Taking a look at the sensitivity analysis, things look more rosy. Even if the stock were to contract to the low end at 10x and growth comes to a halt at GDP levels of 3%, there’s 20% downside here — not too worrisome given that this assumes “the worst” and is offset by the 7% annual returns inherent in the discount rate. If the stock were to grow at an 11% clip and see its multiple contract to 13x from today’s 16x level, the stock would have 30% overvalued. Accordingly, I believe Garmin has very favorable risk / reward.
There are several catalysts that could get Garmin to close its discount to intrinsic value. First, decongestion of the supply chain is critical. The availability of electronic components is making this a challenging environment for everyone, although I suspect the market is discounting this cyclical issue too much into the long-term forecast. Fortunately, Garmin has a vertically integrated footprint that it can leverage to more agilely navigate the supply chain than some of its competitors can. Second, I’m also bullish about the company’s Lily smartwatch product and the launch of the all-new Instinct 2 Series in two sizes. Demand for Garmin’s smartwatches have been significant thus far, and I believe it is positioned to further gain market share and eat away at Fitbit and Apple’s iWatch. In general, Garmin’s Outdoor segment benefits from the secular shift towards healthier lifestyles (or at least, attempts at them). The pandemic drove a lot of interest in active lifestyles and working out, and I anticipate this trend only continuing to grow.
I am also extremely optimistic about the company’s auto position. Full year revenue grew 26% last year, and every year more and more cars are featuring Garmin’s technology. BMW recently unveiled their vision for in-car entertainment, where Garmin will start production for later this year before ramping up significantly in 2023.
Why I Could Be Wrong
There are several factors that temper my optimism.

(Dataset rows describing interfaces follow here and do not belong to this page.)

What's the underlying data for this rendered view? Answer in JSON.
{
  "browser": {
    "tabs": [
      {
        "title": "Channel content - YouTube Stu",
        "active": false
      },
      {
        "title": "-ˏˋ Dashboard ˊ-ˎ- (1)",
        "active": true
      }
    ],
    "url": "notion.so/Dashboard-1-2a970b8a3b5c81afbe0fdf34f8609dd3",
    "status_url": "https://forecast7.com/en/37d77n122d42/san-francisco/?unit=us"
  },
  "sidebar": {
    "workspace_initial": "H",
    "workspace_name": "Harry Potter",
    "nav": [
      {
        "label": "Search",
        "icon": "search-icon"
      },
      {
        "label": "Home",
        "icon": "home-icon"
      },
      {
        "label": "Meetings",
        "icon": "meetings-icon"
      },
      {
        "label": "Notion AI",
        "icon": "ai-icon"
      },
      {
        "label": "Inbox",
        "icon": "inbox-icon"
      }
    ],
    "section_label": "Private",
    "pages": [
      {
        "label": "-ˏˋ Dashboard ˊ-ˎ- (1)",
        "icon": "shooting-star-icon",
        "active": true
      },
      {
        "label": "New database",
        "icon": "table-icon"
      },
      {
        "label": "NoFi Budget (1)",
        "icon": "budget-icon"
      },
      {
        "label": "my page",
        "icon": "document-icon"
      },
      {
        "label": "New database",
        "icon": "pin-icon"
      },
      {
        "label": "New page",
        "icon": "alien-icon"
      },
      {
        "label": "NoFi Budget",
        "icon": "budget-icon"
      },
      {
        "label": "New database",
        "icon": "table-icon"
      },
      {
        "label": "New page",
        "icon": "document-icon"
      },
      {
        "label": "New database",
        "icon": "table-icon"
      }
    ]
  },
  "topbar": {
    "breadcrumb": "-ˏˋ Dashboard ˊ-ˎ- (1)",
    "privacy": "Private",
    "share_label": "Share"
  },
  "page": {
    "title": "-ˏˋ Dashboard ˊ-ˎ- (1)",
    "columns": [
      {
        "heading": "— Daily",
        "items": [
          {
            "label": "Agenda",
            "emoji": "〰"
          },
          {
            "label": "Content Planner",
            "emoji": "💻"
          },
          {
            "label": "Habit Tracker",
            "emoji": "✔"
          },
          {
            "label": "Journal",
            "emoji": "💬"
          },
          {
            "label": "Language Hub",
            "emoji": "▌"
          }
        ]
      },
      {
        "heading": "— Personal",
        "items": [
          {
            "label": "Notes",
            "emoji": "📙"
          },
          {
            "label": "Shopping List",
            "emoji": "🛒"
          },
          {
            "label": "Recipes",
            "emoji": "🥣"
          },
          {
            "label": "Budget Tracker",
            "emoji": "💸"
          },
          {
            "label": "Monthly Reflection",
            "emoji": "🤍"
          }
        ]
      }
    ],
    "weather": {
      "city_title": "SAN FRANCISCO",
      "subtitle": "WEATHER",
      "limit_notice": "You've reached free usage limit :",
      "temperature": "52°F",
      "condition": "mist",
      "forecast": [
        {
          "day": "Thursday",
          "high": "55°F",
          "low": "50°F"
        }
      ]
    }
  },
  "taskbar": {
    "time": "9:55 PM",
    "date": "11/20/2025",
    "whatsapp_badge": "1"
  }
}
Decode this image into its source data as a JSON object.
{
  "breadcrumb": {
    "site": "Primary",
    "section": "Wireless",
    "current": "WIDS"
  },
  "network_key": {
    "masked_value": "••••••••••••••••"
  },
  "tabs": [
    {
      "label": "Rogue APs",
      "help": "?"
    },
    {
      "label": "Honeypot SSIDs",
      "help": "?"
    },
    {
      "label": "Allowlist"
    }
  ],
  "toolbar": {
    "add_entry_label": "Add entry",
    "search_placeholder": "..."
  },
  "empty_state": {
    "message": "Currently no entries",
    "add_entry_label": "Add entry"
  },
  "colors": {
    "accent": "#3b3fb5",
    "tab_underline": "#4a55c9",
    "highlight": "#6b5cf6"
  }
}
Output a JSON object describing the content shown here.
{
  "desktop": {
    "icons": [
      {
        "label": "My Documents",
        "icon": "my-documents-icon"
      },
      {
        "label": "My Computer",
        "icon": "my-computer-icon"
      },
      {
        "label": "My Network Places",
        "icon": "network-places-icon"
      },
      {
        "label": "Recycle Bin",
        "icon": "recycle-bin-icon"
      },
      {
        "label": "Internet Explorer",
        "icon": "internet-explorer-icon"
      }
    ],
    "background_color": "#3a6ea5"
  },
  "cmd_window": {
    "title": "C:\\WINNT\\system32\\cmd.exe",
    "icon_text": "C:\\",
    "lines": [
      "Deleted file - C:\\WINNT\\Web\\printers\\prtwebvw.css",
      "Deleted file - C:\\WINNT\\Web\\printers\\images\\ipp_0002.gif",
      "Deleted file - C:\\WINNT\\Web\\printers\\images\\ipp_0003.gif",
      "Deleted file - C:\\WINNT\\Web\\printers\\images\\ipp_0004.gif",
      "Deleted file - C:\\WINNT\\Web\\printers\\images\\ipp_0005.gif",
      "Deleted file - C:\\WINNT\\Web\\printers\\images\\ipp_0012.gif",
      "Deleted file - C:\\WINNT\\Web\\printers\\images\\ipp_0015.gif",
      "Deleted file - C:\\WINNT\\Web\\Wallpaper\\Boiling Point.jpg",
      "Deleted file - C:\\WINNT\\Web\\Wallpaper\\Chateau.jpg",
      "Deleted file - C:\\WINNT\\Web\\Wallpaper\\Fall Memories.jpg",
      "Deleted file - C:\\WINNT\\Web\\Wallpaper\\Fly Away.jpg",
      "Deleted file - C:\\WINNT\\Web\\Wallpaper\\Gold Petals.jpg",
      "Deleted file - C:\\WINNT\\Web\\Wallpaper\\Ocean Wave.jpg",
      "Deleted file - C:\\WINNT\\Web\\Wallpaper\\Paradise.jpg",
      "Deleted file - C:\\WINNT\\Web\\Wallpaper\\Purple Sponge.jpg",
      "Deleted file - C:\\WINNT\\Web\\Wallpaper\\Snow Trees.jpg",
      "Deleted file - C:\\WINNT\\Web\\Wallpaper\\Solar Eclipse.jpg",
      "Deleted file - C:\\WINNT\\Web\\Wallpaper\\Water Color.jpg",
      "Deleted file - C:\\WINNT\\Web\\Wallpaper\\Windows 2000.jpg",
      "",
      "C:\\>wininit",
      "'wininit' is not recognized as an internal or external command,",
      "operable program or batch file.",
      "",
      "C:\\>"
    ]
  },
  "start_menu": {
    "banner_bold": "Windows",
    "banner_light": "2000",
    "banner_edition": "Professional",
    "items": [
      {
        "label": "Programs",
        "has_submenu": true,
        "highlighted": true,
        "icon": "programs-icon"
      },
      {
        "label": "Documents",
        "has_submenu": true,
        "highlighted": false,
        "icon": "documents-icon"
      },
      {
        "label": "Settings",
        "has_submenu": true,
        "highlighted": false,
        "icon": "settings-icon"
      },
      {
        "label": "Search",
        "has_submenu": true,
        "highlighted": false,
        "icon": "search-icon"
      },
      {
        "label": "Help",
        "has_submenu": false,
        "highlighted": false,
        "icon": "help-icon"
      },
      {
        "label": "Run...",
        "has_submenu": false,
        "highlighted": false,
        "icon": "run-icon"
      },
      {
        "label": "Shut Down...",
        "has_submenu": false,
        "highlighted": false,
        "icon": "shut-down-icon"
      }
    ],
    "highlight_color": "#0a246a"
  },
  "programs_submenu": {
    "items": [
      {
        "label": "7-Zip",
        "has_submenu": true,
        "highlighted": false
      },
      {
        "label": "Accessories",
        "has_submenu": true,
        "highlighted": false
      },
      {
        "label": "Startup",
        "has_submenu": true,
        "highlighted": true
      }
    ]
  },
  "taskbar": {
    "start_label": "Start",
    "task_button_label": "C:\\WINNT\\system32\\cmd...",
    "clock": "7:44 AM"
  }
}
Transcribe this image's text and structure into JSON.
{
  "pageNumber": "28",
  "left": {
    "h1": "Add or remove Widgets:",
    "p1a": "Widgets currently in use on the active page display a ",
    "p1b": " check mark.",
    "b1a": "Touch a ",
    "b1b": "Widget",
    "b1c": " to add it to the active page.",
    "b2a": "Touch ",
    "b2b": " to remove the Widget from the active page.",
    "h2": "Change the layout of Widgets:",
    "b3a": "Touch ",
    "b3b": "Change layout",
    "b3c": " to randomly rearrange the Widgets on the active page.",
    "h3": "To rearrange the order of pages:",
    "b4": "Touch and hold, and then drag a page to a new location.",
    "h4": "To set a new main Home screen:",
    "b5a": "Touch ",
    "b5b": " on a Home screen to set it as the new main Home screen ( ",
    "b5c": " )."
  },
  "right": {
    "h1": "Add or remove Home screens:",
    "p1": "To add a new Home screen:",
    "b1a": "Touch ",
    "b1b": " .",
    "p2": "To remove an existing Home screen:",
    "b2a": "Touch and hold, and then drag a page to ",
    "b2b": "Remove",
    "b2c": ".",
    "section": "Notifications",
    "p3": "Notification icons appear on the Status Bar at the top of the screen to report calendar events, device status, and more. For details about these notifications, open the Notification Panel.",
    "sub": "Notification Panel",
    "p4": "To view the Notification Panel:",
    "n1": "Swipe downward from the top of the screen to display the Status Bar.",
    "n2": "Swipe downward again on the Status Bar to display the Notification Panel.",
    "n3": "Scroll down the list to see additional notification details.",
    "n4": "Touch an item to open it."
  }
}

Firstly, in today’s mega-cap tech craze, it will be hard for Garmin to garner much attention even if it did fire on all cylinders. Tough competition in the smartwatch space also hinders the ability to have much foresight in top-line growth. Management has also stated that it is looking to increase prices; in light of the competition, this will not necessarily be a “check the box” kind of exercise. Finally, while the company’s long-run potential in auto looks promising, the short-term will be challenging given that it comes with lower margins. Given that much of the appeal of the stock is in its margins, it is therefore ironic that the high growth catalyst adds an adverse mix change from this perspective. Lastly, there may be a stronger-than-expected pullback in demand for cycling products as pandemic-fueled demand tempers.
It is hard to find any truly undervalued stock in today’s market. Nevertheless, Garmin stands out as a growth play at a reasonable valuation with a material upside story. With a shareholder friendly capital allocation policy and strong secular tailwinds in wearable technology, Garmin is well positioned to leverage its vertical integration to generate outsized returns. The stock’s underperformance relative to the broader market is out of line given that operational execution has generally been strong, margins remain solid, and growth opportunities continue to prove actionable. With large outdoor events like half marathons and 10Ks returning, you can expect to find a resurgence in Garmin’s products, which is fresh from some innovative launches. So, although Apple may continue to maintain the leading perception in the market, Garmin’s products remain top-of-the-line and poised for future outperformance.